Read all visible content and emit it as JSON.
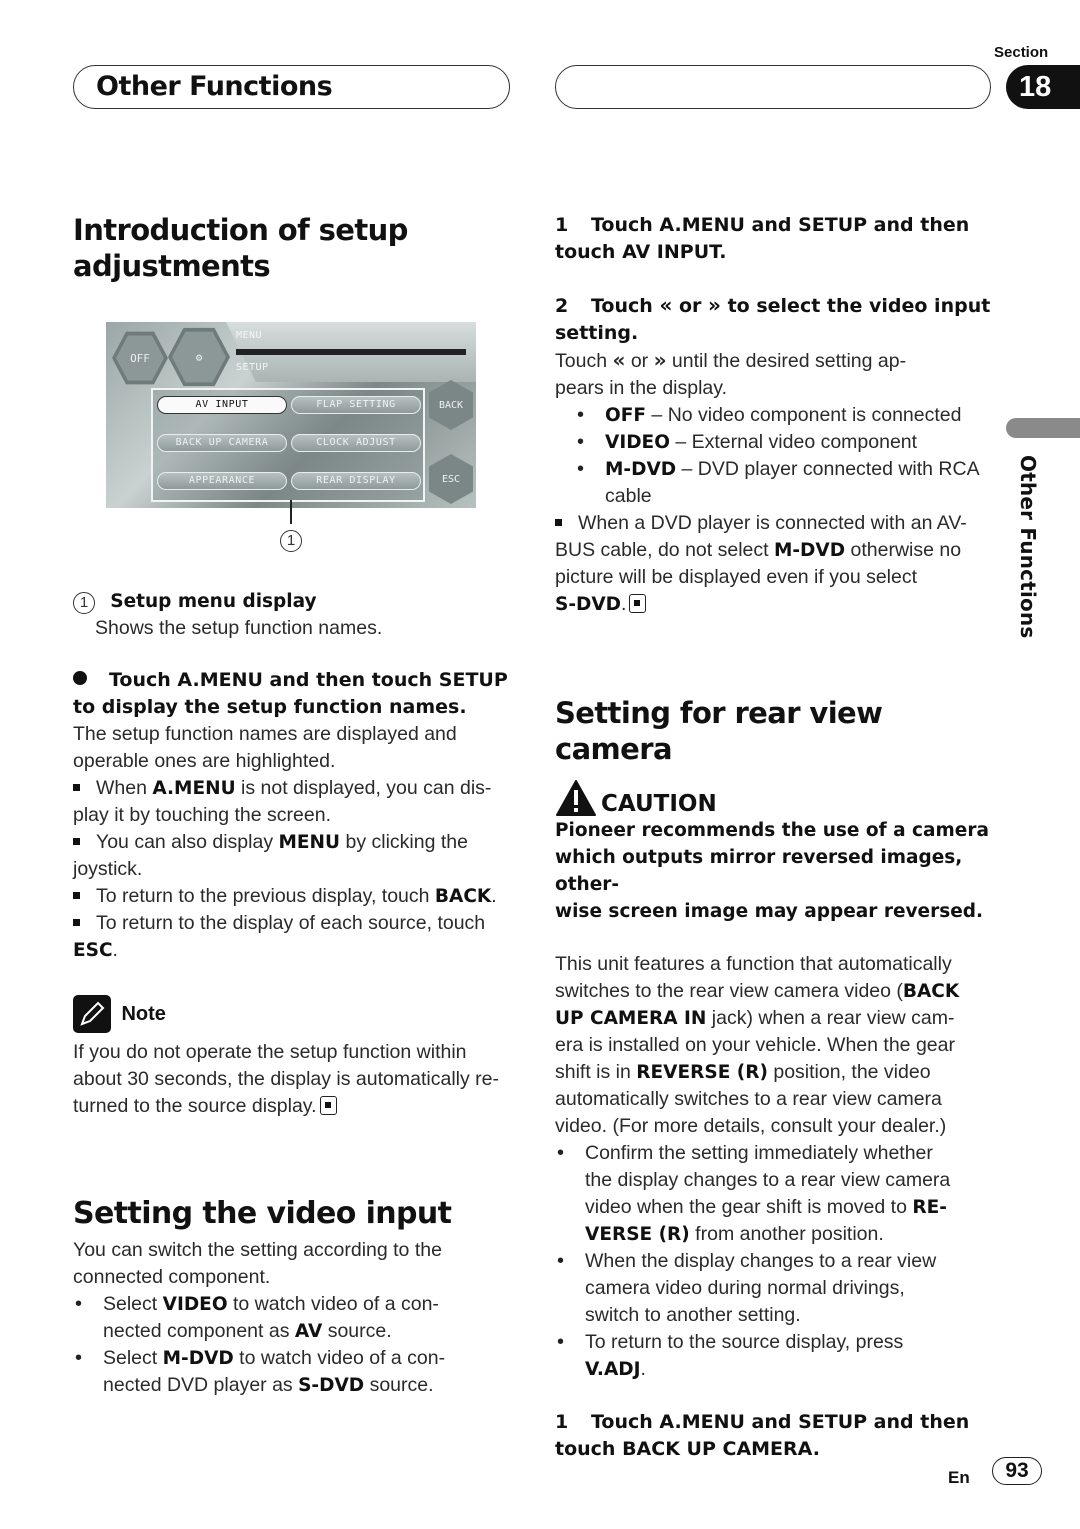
{
  "header": {
    "chapter_title": "Other Functions",
    "section_label": "Section",
    "section_number": "18"
  },
  "side_tab": {
    "label": "Other Functions"
  },
  "left": {
    "intro": {
      "title_line1": "Introduction of setup",
      "title_line2": "adjustments",
      "screen": {
        "menu_label": "MENU",
        "setup_label": "SETUP",
        "off_label": "OFF",
        "buttons": [
          {
            "label": "AV INPUT",
            "active": true
          },
          {
            "label": "FLAP SETTING",
            "active": false
          },
          {
            "label": "BACK UP CAMERA",
            "active": false
          },
          {
            "label": "CLOCK ADJUST",
            "active": false
          },
          {
            "label": "APPEARANCE",
            "active": false
          },
          {
            "label": "REAR DISPLAY",
            "active": false
          }
        ],
        "back_label": "BACK",
        "esc_label": "ESC",
        "callout_number": "1"
      },
      "callout": {
        "number": "1",
        "title": "Setup menu display",
        "desc": "Shows the setup function names."
      },
      "instruction": {
        "line1": "Touch A.MENU and then touch SETUP",
        "line2": "to display the setup function names."
      },
      "para": "The setup function names are displayed and operable ones are highlighted.",
      "notes": [
        {
          "pre": "When ",
          "bold": "A.MENU",
          "post": " is not displayed, you can dis-",
          "cont": "play it by touching the screen."
        },
        {
          "pre": "You can also display ",
          "bold": "MENU",
          "post": " by clicking the",
          "cont": "joystick."
        },
        {
          "pre": "To return to the previous display, touch ",
          "bold": "BACK",
          "post": ".",
          "cont": ""
        },
        {
          "pre": "To return to the display of each source, touch",
          "bold": "ESC",
          "post": ".",
          "cont": ""
        }
      ],
      "note_box": {
        "label": "Note",
        "text": "If you do not operate the setup function within about 30 seconds, the display is automatically re-turned to the source display."
      }
    },
    "video_input": {
      "title": "Setting the video input",
      "para": "You can switch the setting according to the connected component.",
      "bullets": [
        {
          "pre": "Select ",
          "bold1": "VIDEO",
          "mid": " to watch video of a con-",
          "line2_pre": "nected component as ",
          "bold2": "AV",
          "post": " source."
        },
        {
          "pre": "Select ",
          "bold1": "M-DVD",
          "mid": " to watch video of a con-",
          "line2_pre": "nected DVD player as ",
          "bold2": "S-DVD",
          "post": " source."
        }
      ]
    }
  },
  "right": {
    "video_steps": {
      "step1": {
        "num": "1",
        "line1": "Touch A.MENU and SETUP and then",
        "line2": "touch AV INPUT."
      },
      "step2": {
        "num": "2",
        "pre": "Touch",
        "left_glyph": "«",
        "or": "or",
        "right_glyph": "»",
        "post": "to select the video input",
        "line2": "setting."
      },
      "step2_desc": {
        "pre": "Touch",
        "or": "or",
        "post": "until the desired setting ap-",
        "line2": "pears in the display."
      },
      "options": [
        {
          "bold": "OFF",
          "text": " – No video component is connected"
        },
        {
          "bold": "VIDEO",
          "text": " – External video component"
        },
        {
          "bold": "M-DVD",
          "text": " – DVD player connected with RCA",
          "cont": "cable"
        }
      ],
      "warning": {
        "line1": "When a DVD player is connected with an AV-",
        "line2_pre": "BUS cable, do not select ",
        "line2_bold": "M-DVD",
        "line2_post": " otherwise no",
        "line3": "picture will be displayed even if you select",
        "line4_bold": "S-DVD",
        "line4_post": "."
      }
    },
    "rear_camera": {
      "title": "Setting for rear view camera",
      "caution_label": "CAUTION",
      "caution_text": [
        "Pioneer recommends the use of a camera",
        "which outputs mirror reversed images, other-",
        "wise screen image may appear reversed."
      ],
      "para": {
        "l1": "This unit features a function that automatically",
        "l2_pre": "switches to the rear view camera video (",
        "l2_bold": "BACK",
        "l3_bold": "UP CAMERA IN",
        "l3_post": " jack) when a rear view cam-",
        "l4": "era is installed on your vehicle. When the gear",
        "l5_pre": "shift is in ",
        "l5_bold": "REVERSE (R)",
        "l5_post": " position, the video",
        "l6": "automatically switches to a rear view camera",
        "l7": "video. (For more details, consult your dealer.)"
      },
      "bullets": [
        {
          "l1": "Confirm the setting immediately whether",
          "l2": "the display changes to a rear view camera",
          "l3_pre": "video when the gear shift is moved to ",
          "l3_bold": "RE-",
          "l4_bold": "VERSE (R)",
          "l4_post": " from another position."
        },
        {
          "l1": "When the display changes to a rear view",
          "l2": "camera video during normal drivings,",
          "l3": "switch to another setting."
        },
        {
          "l1": "To return to the source display, press",
          "l2_bold": "V.ADJ",
          "l2_post": "."
        }
      ],
      "step1": {
        "num": "1",
        "line1": "Touch A.MENU and SETUP and then",
        "line2": "touch BACK UP CAMERA."
      }
    }
  },
  "footer": {
    "lang": "En",
    "page": "93"
  }
}
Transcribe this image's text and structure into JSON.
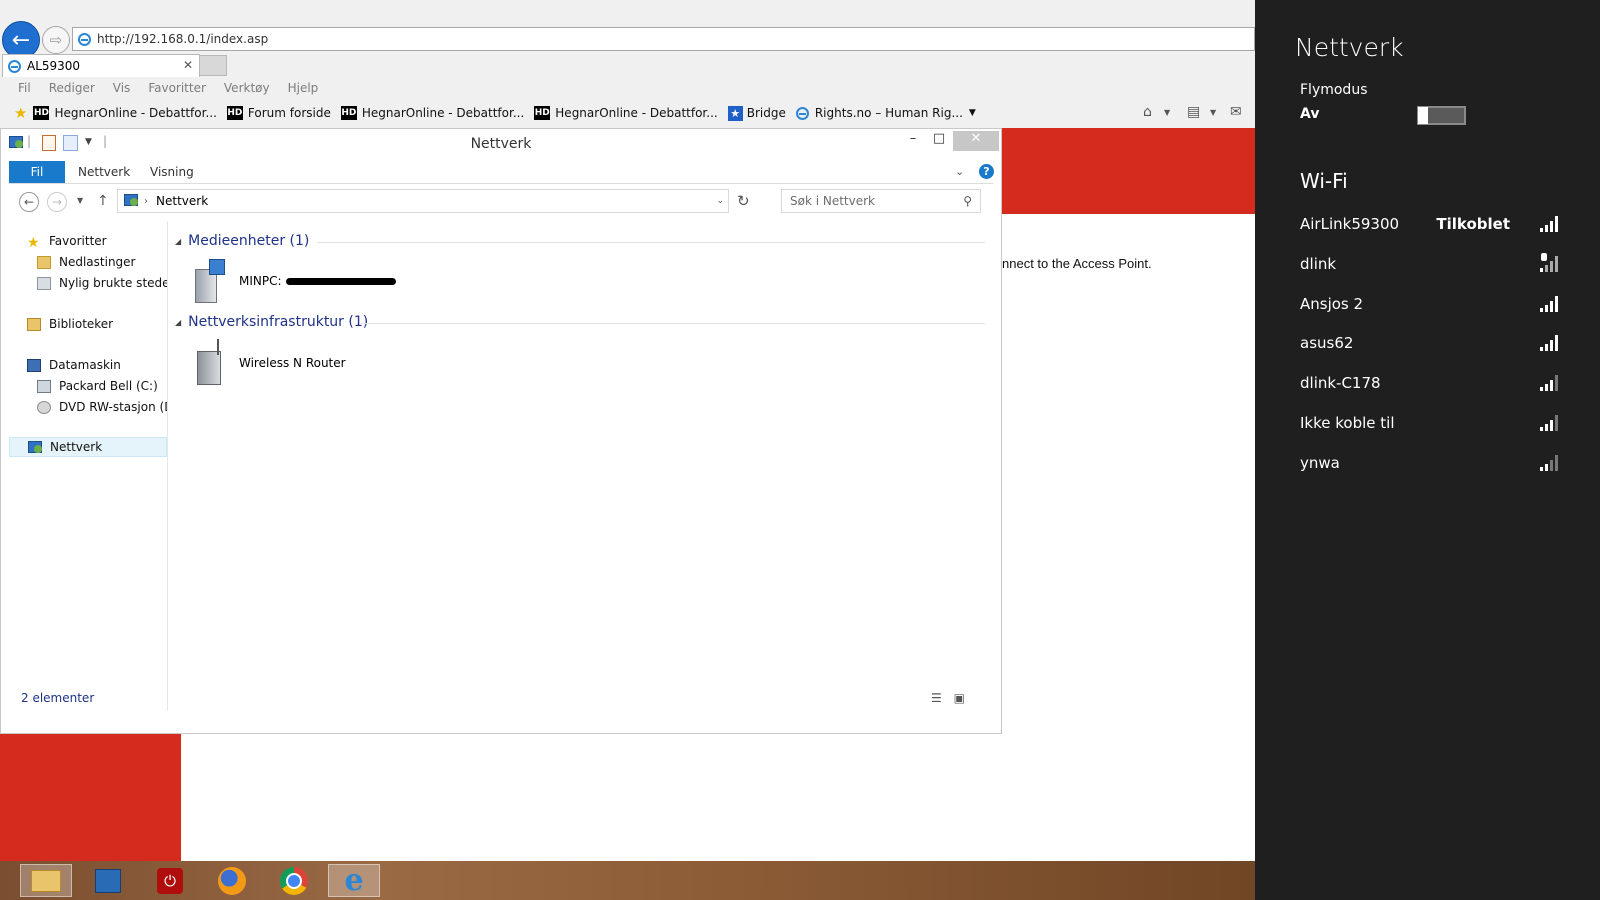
{
  "browser": {
    "url": "http://192.168.0.1/index.asp",
    "tab_title": "AL59300",
    "menu": [
      "Fil",
      "Rediger",
      "Vis",
      "Favoritter",
      "Verktøy",
      "Hjelp"
    ],
    "favorites": [
      {
        "label": "HegnarOnline - Debattfor...",
        "icon": "hd"
      },
      {
        "label": "Forum forside",
        "icon": "hd"
      },
      {
        "label": "HegnarOnline - Debattfor...",
        "icon": "hd"
      },
      {
        "label": "HegnarOnline - Debattfor...",
        "icon": "hd"
      },
      {
        "label": "Bridge",
        "icon": "star"
      },
      {
        "label": "Rights.no – Human Rig...",
        "icon": "ie"
      }
    ]
  },
  "webpage": {
    "visible_text": "nnect to the Access Point."
  },
  "explorer": {
    "title": "Nettverk",
    "ribbon_tabs": [
      "Fil",
      "Nettverk",
      "Visning"
    ],
    "address": "Nettverk",
    "search_placeholder": "Søk i Nettverk",
    "nav": {
      "favorites": "Favoritter",
      "downloads": "Nedlastinger",
      "recent": "Nylig brukte steder",
      "libraries": "Biblioteker",
      "computer": "Datamaskin",
      "drive_c": "Packard Bell (C:)",
      "drive_d": "DVD RW-stasjon (D:)",
      "network": "Nettverk"
    },
    "groups": [
      {
        "title": "Medieenheter (1)",
        "items": [
          {
            "label": "MINPC:"
          }
        ]
      },
      {
        "title": "Nettverksinfrastruktur (1)",
        "items": [
          {
            "label": "Wireless N Router"
          }
        ]
      }
    ],
    "status": "2 elementer"
  },
  "network_pane": {
    "title": "Nettverk",
    "airplane_label": "Flymodus",
    "airplane_state": "Av",
    "wifi_label": "Wi-Fi",
    "networks": [
      {
        "name": "AirLink59300",
        "status": "Tilkoblet",
        "secured": false
      },
      {
        "name": "dlink",
        "status": "",
        "secured": true
      },
      {
        "name": "Ansjos 2",
        "status": "",
        "secured": false
      },
      {
        "name": "asus62",
        "status": "",
        "secured": false
      },
      {
        "name": "dlink-C178",
        "status": "",
        "secured": false
      },
      {
        "name": "Ikke koble til",
        "status": "",
        "secured": false
      },
      {
        "name": "ynwa",
        "status": "",
        "secured": false
      }
    ]
  },
  "taskbar": {
    "apps": [
      "file-explorer-icon",
      "control-panel-icon",
      "shutdown-icon",
      "firefox-icon",
      "chrome-icon",
      "internet-explorer-icon"
    ],
    "active": "internet-explorer-icon"
  },
  "colors": {
    "page_red": "#d52b1e",
    "accent_blue": "#1979ca",
    "pane_bg": "#1f1f1f"
  }
}
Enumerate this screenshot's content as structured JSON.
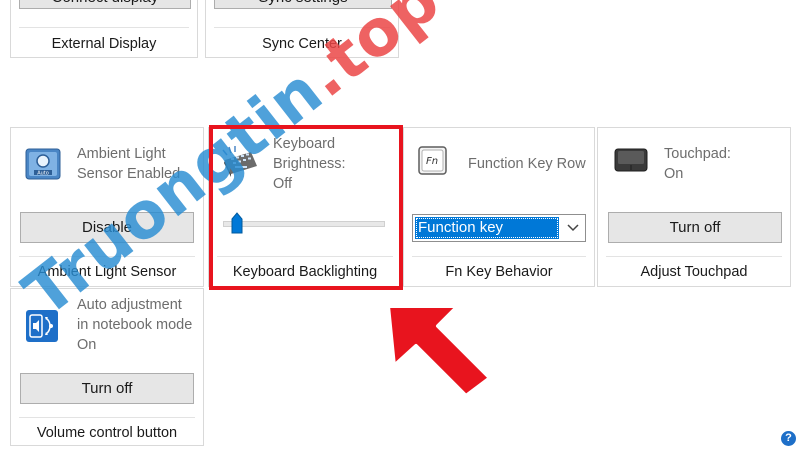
{
  "top_tiles": [
    {
      "button": "Connect display",
      "title": "External Display"
    },
    {
      "button": "Sync settings",
      "title": "Sync Center"
    }
  ],
  "ambient": {
    "status": "Ambient Light Sensor Enabled",
    "button": "Disable",
    "title": "Ambient Light Sensor"
  },
  "keyboard": {
    "status": "Keyboard Brightness: Off",
    "title": "Keyboard Backlighting",
    "brightness_level": 0.05
  },
  "fnkey": {
    "status": "Function Key Row",
    "selected": "Function key",
    "title": "Fn Key Behavior",
    "icon_text": "Fn"
  },
  "touchpad": {
    "status": "Touchpad: On",
    "button": "Turn off",
    "title": "Adjust Touchpad"
  },
  "volume": {
    "status": "Auto adjustment in notebook mode On",
    "button": "Turn off",
    "title": "Volume control button"
  },
  "watermark": {
    "text1": "Truongtin",
    "text2": ".top"
  },
  "help": {
    "symbol": "?"
  },
  "colors": {
    "highlight": "#e8141e",
    "arrow": "#e8141e",
    "selection": "#0078d7",
    "icon_blue": "#1e6fc8"
  }
}
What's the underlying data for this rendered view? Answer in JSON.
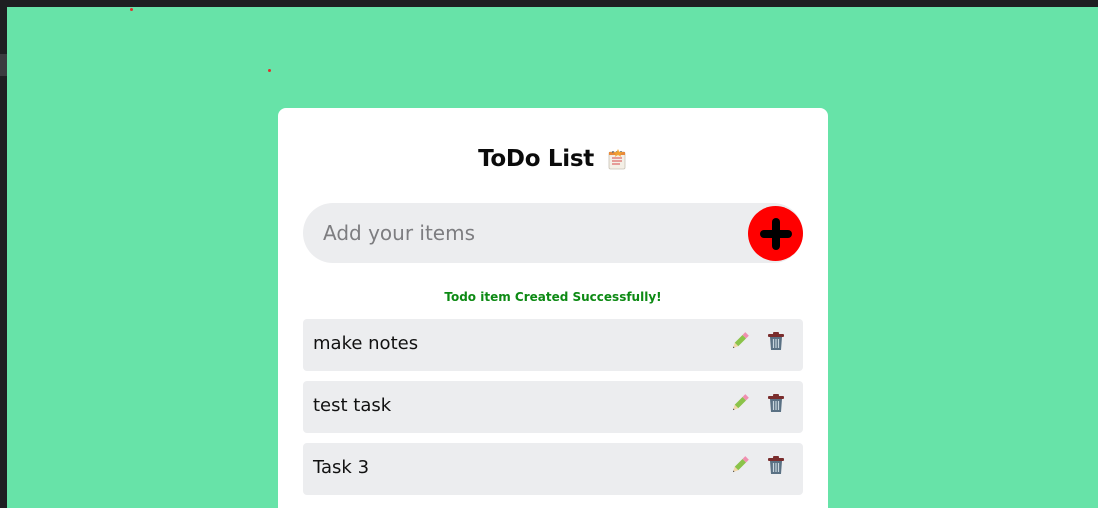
{
  "app": {
    "title": "ToDo List",
    "title_icon": "notepad-icon",
    "accent_color": "#ff0000",
    "background_color": "#67e3a8"
  },
  "input": {
    "placeholder": "Add your items",
    "value": "",
    "add_icon": "plus-icon"
  },
  "status": {
    "message": "Todo item Created Successfully!",
    "color": "#0d8a14"
  },
  "items": [
    {
      "label": "make notes",
      "edit_icon": "pencil-icon",
      "delete_icon": "trash-icon"
    },
    {
      "label": "test task",
      "edit_icon": "pencil-icon",
      "delete_icon": "trash-icon"
    },
    {
      "label": "Task 3",
      "edit_icon": "pencil-icon",
      "delete_icon": "trash-icon"
    }
  ]
}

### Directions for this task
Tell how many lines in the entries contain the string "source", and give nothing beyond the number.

### Task response
5